# What is required:
Extract, from the records beneath this instruction, each line that contains the word "quality".

# Dataset extract:
━━━━━━━━━━━━━━━━━━━━━━━━━━━━━━
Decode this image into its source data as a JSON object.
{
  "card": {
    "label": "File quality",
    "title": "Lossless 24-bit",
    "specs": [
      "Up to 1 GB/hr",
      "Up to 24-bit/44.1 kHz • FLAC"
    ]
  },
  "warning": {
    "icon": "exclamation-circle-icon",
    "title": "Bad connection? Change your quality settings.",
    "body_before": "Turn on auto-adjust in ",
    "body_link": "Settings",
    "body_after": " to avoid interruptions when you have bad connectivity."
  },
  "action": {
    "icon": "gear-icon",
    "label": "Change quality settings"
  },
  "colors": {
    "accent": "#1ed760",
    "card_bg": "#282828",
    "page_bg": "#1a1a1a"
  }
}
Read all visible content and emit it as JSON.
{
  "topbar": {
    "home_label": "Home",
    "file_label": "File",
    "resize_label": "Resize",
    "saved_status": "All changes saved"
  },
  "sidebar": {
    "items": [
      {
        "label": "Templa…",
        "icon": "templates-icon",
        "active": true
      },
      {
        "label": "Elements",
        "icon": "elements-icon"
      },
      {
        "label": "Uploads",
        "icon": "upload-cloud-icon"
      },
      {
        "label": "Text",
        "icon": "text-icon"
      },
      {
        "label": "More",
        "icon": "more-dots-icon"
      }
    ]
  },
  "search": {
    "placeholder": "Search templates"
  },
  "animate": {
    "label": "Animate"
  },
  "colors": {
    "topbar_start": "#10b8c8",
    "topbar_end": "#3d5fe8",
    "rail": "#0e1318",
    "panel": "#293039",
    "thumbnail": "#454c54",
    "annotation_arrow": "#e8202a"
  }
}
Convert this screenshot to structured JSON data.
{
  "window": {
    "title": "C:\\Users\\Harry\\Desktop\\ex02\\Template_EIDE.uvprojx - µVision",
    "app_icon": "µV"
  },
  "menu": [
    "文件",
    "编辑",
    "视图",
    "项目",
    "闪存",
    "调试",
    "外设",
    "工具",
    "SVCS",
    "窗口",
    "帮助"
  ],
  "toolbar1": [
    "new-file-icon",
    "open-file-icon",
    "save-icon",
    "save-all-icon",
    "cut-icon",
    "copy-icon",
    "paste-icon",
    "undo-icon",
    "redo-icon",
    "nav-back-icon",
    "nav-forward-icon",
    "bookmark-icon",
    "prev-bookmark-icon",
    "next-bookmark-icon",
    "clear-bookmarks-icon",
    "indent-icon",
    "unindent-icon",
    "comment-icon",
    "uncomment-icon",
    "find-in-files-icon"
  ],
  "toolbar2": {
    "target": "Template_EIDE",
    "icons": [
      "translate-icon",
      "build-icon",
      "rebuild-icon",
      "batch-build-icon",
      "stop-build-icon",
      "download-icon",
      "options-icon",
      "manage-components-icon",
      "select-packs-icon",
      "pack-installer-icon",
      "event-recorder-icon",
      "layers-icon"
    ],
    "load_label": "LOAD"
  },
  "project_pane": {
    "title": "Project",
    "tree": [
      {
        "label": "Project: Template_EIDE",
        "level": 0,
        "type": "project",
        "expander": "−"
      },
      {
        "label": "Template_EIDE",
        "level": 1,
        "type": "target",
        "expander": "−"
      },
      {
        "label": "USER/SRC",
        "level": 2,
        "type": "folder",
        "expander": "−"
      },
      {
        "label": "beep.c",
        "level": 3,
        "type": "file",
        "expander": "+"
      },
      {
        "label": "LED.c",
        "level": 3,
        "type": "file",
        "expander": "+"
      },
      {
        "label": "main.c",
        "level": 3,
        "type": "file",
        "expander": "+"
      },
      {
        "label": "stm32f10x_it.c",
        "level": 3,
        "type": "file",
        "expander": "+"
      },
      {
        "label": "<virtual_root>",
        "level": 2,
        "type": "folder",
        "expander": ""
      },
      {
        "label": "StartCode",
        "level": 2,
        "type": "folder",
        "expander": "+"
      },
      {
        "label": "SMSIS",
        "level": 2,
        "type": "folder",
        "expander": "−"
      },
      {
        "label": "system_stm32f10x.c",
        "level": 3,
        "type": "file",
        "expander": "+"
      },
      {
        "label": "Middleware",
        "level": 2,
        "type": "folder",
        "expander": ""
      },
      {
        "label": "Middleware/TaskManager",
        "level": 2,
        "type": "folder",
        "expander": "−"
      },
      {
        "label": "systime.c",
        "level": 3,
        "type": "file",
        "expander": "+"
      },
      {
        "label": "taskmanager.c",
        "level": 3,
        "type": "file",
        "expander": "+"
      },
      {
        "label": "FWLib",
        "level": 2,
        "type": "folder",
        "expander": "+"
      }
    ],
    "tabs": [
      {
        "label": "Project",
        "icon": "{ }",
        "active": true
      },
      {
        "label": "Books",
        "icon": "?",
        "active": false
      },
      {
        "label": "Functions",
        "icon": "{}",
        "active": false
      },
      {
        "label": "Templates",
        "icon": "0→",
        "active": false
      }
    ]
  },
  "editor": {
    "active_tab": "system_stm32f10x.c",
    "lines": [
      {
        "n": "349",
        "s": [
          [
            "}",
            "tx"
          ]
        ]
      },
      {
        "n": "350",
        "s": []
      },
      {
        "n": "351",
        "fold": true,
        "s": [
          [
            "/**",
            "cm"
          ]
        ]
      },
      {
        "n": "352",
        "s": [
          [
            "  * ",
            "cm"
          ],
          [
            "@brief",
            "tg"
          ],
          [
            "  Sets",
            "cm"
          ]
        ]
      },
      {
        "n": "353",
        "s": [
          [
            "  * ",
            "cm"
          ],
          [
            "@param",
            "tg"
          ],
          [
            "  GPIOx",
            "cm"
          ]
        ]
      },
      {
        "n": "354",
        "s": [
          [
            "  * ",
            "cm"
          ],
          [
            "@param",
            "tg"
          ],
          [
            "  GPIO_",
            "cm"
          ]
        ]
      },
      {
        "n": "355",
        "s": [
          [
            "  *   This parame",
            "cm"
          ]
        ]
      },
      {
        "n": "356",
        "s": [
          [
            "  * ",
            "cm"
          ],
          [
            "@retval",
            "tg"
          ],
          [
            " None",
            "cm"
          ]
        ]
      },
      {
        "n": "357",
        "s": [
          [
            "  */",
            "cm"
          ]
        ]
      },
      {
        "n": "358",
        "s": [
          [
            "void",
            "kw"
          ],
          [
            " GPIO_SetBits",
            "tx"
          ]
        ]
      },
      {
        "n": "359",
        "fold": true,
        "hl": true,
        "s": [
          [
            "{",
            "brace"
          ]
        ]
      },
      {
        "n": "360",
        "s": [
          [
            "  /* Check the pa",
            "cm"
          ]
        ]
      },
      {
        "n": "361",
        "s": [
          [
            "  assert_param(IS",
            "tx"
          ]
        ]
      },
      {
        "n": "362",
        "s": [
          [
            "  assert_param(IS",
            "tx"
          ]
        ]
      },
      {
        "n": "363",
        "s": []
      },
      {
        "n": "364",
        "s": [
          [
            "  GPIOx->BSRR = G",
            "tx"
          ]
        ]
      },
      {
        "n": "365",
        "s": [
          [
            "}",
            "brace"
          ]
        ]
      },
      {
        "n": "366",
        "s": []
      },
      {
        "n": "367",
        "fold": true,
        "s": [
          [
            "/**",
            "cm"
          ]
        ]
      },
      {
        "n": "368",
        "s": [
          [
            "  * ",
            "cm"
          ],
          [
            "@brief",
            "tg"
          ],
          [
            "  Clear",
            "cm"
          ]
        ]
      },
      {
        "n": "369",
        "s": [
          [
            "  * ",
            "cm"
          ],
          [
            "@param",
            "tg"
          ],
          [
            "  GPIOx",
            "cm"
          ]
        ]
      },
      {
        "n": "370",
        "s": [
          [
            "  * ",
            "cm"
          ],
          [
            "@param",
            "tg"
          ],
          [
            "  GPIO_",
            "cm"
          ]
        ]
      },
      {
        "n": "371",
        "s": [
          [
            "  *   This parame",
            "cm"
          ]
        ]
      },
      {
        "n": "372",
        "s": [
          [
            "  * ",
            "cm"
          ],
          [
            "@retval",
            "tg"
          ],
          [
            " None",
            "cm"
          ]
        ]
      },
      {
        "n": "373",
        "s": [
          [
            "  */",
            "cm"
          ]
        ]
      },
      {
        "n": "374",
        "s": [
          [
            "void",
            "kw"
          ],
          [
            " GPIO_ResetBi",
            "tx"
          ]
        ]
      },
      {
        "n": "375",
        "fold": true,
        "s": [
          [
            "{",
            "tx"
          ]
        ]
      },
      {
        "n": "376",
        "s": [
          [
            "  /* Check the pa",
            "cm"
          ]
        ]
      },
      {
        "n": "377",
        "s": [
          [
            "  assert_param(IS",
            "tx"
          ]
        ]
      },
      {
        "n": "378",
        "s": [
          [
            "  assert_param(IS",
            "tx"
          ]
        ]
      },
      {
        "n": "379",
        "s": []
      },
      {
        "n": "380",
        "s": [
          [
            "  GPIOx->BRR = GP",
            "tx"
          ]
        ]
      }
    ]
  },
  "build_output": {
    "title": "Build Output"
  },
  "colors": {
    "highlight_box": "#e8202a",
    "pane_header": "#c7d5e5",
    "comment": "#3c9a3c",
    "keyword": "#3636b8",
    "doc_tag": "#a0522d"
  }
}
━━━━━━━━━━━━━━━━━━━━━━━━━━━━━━
# Task output:
    "label": "File quality",
    "title": "Bad connection? Change your quality settings.",
    "label": "Change quality settings"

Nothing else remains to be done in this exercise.